Next I choose what affiliate service to use. I could have chosen “any” to get results across all 200+ merchants at all affiliate houses, but I specifically wanted to choose ShareASale Merchant “SameDayMusic”. I entered “fender” into as a text keyword (to search product titles and descriptions).
My search for products returned 264 records. You can see in the images below that not all the products listed are actually guitars. In addition, each results has some “tags” listed at the bottom you can use to additionally filter your product results.
I refined my search a bit by adding the tag “electric-guitar” and making the minimum price 200 dollars to weed out all the accessories that were coming up (and were also tagged with “electric guitar”). This quickly whittled down the selection to just 66 guitars – exactly what I wanted!
Now I have some very flexible options for adding these products to my store. If I wanted to I could just go through one by one and click “+ add to category” to each and every individual one I want to add. But that’s time consuming – and I got exactly the results I wanted. So – all I have to do is click on “subscribe to this search” to add all 66 products to the “Electric” category of my store. I can even add these to a new category right now if I want, and I can rename, modify, or edit my categories at any time, at any level.
The beauty of using the “Factory” to create shops and stores in the DatafeedR site is that you can do all kinds of products searches across multiple affiliate houses and merchants, and add them to whatever categories you want.
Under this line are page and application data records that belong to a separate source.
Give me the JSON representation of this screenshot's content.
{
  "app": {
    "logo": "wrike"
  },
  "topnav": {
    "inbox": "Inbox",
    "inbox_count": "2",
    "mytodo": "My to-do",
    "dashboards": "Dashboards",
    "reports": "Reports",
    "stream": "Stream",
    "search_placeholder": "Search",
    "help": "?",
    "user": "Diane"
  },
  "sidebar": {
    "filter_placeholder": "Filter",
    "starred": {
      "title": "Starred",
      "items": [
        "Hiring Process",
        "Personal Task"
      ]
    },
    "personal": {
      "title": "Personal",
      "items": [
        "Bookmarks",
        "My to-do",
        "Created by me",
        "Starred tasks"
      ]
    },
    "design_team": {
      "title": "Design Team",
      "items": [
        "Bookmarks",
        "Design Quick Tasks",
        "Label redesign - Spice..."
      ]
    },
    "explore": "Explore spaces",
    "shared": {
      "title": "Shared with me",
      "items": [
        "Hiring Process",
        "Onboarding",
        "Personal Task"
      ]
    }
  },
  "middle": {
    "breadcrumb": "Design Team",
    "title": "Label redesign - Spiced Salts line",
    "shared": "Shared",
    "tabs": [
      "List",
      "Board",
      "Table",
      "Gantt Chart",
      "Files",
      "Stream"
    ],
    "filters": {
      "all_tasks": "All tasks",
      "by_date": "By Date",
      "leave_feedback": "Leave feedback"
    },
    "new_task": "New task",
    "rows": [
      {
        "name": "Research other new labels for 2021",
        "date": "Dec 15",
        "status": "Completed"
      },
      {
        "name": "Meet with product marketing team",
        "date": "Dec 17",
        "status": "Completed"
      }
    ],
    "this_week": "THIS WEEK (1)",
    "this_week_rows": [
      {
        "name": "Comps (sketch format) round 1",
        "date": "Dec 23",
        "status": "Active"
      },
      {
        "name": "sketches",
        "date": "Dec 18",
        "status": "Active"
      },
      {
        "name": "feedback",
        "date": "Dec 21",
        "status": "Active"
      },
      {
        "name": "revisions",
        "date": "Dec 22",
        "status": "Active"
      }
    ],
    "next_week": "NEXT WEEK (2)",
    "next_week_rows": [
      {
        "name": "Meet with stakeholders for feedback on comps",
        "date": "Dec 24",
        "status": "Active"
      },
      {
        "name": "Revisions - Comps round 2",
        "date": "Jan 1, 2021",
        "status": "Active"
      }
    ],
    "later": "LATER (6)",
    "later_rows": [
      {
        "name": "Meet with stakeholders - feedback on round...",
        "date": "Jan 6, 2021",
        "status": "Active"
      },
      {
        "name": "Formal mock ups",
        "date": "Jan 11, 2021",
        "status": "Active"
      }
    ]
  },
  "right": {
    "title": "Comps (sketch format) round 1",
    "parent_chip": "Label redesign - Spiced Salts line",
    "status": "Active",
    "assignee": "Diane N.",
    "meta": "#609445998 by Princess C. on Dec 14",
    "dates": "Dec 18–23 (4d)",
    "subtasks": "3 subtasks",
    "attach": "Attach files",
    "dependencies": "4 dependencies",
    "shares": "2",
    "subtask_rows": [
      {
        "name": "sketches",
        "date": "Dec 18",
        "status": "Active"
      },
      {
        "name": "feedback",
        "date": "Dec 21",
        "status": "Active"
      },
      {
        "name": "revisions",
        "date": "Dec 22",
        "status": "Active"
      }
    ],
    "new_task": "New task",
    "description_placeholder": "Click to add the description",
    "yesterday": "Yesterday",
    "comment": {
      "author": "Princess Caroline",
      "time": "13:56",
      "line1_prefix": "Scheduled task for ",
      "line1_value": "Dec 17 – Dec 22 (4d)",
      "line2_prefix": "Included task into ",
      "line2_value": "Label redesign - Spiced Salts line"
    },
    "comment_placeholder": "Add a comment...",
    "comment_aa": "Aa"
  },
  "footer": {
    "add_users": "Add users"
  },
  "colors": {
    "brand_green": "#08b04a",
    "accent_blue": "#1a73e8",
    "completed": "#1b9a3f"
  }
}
As you can see in this image, you can also go back to any category and edit, copy, or delete those subscribed to searches at any time. You can also individually remove any products one by one as well.
So, in about 20 minutes I was able to setup a very nice category and subcategory structure like this for my store:
I was able to add over 6,000 products from 5 different merchants, and I even get a detailed listing of how many products I added to each category. Now all I have to do is click the “download shop” link at the top to get the text file containing all my store’s products to import into my blog.
Importing Your New DatafeedR Store into WordPress the First Time
Once you have created your first store in the members section of the DatafeedR web site (the “Factory”), and you’ve downloaded it to your desktop, all you have to do is login to your WordPress blog (with the DatafeedR plugin enabled) and go to “DatafeedR -> Import Feed”.
Once you’ve done this, you have instantly created an affiliate store in your blog. Now of course, there are hundreds of additional options for you to explore and setup, like sidebar widgets and navigation, adding original content, category and page templates, and dripping products into posts. You can even take it one step further (which I will) and add things like YouTube videos, amazon products, eBay auctions, and more throughout the store.
The next post will explain and explore some of these options in greater detail. You can view the store I created in 20 minutes in this example by clicking here.
Building affiliate stores in WordPress using datafeedR is both time saving and profitable